After becoming critically ill and diagnoses with Pulmonary Hypertension in 2008, Colleen knew she had to take control of her health and was not going take the Doctor’s grim diagnosis for her future. Instead, Colleen went back to her family roots of healthy eating and  eating intuitively – giving your body what it is really asking for, along with exercising.  For her that means a vegetarian  lifestyle while dealing with other various food allergies in their family such as wheat and diary. Colleen’s passion is to help other families who are dealing with similar health obstacles and using her background in special education, Essential Oils and degree in integrative nutrition.  The journey can be hard, but Colleen has proven you can be well, even when you are sick, take care of yourselves, and reach your personal best.

Lindsay and Colleen talk about An Essential Path to Healing.


Tell us a little about yourself

I am a mom, an author, a health coach, an educator, a business owner, and a survivor of an in survivable illness – Pulmonary Hypertension (PH).

At the age of 28 I was diagnosed with PH – a rare and degenerative lung disease. I lost my health, my career, and my vision for and security in my future in one blow. Since that time, I have learned to regroup and implement a holistic lifestyle, eventually far surpassing all medical expectations. I went back to school to become a certified Integrative Nutrition Health Coach and now teach others to do the same – to thrive, not just survive, no matter the diagnosis.

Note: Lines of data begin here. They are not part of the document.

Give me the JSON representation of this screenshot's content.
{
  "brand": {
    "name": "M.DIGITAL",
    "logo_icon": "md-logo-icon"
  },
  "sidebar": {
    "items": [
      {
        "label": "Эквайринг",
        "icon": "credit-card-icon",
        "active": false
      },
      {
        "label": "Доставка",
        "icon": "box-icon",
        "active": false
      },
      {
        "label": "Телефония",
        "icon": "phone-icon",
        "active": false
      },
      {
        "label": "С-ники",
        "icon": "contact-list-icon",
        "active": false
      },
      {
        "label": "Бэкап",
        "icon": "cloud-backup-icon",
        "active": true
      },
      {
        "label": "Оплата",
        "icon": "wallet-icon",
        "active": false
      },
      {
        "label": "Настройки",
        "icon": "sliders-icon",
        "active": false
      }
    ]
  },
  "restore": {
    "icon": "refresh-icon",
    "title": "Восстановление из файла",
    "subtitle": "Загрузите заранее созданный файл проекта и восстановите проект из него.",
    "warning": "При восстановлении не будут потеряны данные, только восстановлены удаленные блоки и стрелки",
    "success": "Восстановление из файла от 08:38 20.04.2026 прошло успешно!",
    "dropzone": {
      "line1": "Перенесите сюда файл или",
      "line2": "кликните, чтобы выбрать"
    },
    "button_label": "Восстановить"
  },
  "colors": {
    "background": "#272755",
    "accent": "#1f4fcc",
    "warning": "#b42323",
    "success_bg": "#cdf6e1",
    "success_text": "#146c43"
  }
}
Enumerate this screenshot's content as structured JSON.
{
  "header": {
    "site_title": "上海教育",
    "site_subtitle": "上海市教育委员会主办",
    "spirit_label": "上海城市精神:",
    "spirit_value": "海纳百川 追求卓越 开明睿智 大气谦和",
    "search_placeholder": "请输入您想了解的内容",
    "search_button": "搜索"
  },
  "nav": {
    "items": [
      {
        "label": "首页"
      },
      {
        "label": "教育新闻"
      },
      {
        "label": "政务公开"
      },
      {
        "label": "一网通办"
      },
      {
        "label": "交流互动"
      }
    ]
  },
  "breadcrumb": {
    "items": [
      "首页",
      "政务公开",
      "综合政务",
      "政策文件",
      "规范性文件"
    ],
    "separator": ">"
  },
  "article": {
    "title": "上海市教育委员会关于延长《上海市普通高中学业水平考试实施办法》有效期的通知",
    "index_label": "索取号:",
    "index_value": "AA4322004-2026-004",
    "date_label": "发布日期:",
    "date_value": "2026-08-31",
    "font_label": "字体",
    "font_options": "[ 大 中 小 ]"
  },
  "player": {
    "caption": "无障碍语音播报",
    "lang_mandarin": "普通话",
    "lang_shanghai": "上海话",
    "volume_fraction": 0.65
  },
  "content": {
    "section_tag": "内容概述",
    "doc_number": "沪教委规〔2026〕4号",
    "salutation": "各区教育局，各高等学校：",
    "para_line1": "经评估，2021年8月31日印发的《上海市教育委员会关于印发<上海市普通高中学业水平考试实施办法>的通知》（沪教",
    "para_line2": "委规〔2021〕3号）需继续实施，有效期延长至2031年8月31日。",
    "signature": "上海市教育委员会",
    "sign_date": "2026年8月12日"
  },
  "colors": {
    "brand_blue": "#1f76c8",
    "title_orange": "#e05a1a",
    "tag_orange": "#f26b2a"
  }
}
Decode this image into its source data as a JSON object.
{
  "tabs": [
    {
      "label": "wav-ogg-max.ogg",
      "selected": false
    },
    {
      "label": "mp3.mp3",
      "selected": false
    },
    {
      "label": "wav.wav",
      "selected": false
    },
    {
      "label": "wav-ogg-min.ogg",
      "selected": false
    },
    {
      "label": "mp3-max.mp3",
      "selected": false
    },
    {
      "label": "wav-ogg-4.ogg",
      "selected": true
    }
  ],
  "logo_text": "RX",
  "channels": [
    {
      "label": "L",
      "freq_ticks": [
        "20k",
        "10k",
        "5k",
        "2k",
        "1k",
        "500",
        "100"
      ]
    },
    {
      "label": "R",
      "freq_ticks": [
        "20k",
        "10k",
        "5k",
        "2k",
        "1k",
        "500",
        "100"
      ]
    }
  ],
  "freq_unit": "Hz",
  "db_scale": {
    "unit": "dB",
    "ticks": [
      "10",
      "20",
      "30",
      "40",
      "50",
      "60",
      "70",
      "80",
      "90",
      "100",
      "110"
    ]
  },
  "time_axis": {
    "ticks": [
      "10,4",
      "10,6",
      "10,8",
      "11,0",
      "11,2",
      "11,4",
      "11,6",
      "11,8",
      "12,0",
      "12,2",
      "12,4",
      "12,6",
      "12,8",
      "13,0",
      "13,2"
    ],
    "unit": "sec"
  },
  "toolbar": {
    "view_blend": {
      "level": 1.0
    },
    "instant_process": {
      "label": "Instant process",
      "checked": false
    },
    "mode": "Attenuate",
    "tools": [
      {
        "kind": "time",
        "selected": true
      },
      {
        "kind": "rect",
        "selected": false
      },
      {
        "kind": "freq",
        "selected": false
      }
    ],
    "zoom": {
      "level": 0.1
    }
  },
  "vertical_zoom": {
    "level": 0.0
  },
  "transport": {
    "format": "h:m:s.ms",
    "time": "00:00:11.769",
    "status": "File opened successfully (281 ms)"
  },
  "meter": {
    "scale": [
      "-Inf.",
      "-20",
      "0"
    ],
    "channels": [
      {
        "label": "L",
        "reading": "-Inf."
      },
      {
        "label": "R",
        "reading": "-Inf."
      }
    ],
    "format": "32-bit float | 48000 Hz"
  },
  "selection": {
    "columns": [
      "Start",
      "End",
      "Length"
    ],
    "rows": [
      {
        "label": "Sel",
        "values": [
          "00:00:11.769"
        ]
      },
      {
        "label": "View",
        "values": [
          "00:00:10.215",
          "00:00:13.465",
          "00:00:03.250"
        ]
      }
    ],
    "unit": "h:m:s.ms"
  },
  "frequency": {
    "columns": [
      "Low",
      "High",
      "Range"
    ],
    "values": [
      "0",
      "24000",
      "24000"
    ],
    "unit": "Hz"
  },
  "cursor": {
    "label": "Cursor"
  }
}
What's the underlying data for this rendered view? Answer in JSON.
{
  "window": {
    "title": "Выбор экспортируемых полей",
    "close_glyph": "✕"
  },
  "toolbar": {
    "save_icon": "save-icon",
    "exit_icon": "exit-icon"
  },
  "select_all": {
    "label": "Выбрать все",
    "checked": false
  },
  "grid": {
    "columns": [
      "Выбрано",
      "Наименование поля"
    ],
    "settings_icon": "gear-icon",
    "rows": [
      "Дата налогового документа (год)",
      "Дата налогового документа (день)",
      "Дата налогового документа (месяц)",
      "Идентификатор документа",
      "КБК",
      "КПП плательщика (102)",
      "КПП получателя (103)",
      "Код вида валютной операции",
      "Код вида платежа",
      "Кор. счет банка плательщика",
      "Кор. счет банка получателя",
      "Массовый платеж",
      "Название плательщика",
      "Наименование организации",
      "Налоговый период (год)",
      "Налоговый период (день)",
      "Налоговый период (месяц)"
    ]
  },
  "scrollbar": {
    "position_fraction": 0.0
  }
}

What is your philosophy on healing or overcoming health challenges.

It doesn’t matter what life throws at you – it matters how you react. In short, you can define a life you love. But it takes a lot of work and know-how. It’s okay to take your time and have grace with yourself in the process.


How have you used adversity in your life to fuel your commitment to balance and wellness?

I really had no choice. My son was 15 months old when I was diagnosed. He became my reason for fighting. I began to really pay attention to patients who were defying the odds. I wanted to be like them, and it was worth putting in the effort to do so. I read a lot and I prayed a lot and I cried a lot. Over time, I developed a sort of system to become well (I believe you can be well even though you are sick). I know, mostly from experience, that if I don’t keep my commitment to myself I suffer the consequences, so it is always worth the effort.

How do you stay healthy, resilient and vibrant?

I prescribe to a concept called “The Circle of Life”, which originated from the Institute of Integrative Nutrition. Basically, this concept looks at all these different areas that feed our souls, and make up who we are as humans. You have to attend to each of these in some sense in order to stay healthy, resilient, and vibrant. We are so much more than our medications and our diagnosis. The food we eat is one part of that, but as mind/body/soul beings, there are many other areas as well.

What tips do you recommend for your clients dealing with / healing from illness?

I take my clients through a process. Frist, they have to become clear on their diagnosis story, how it set the stage for how they feel about their disease, and what path it set them on in fighting it. Once that’s established, we look at ways to change or improve that path. Food is a cornerstone – I work with my clients to implement whole foods diets, but encourage them to find a way of eating that is right for them. I’ll work with someone to become vegetarian if they want, but will just as readily help them implement a Paleo approach if that seems more appropriate. Once we’ve fostered a relationship of trust, we move into more personal areas, like spirituality and personal relationships.

My tips, therefor, center on healthy eating anyone can implement. I also help them discover ways they can enjoy life even if their diagnosis has impacted their ability to do things they love.

My biggest tip for clients is probably a message of balance – do what you need to do from a medical perspective. But never let that become your only form of self-care. It’s worth it to reach outside the box and care for yourself from tip to toe.


If there was only one thing a person could find the energy and resources to make a priority what would it be?

Focus on your food first. It’s the building blocks for the rest. Once you’ve got that in line, you’ll feel more up to tackling the rest.


What is your favorite inspirational quote for healing?

“My mission in life is not merely to survive, but to thrive; and to do so with some passion, some compassion, some humor, and some style.”  ~Maya Angelou


To break it down: We can thrive, not just survive with chronic illness. It takes passion and drive. You have to have some compassion for yourself, and it helps to have compassion for others in your same boat so you’re not just fighting for yourself. Humor always helps – because we deal with some really absurd things as patients! And style… well, good shoes make me happy. So I always wear them to crappy doctor’s appointments.


Untitled design (1)Colleen Brunetti, M.Ed.C.H.C. is an Integrative Nutrition Health Coach and bestselling author of the book, “Defining the New Normal: A Guide to Becoming More Than Your Diagnosis”. She works with clients who want to define a life they love through good nutrition and balanced living – no matter what life throws their way.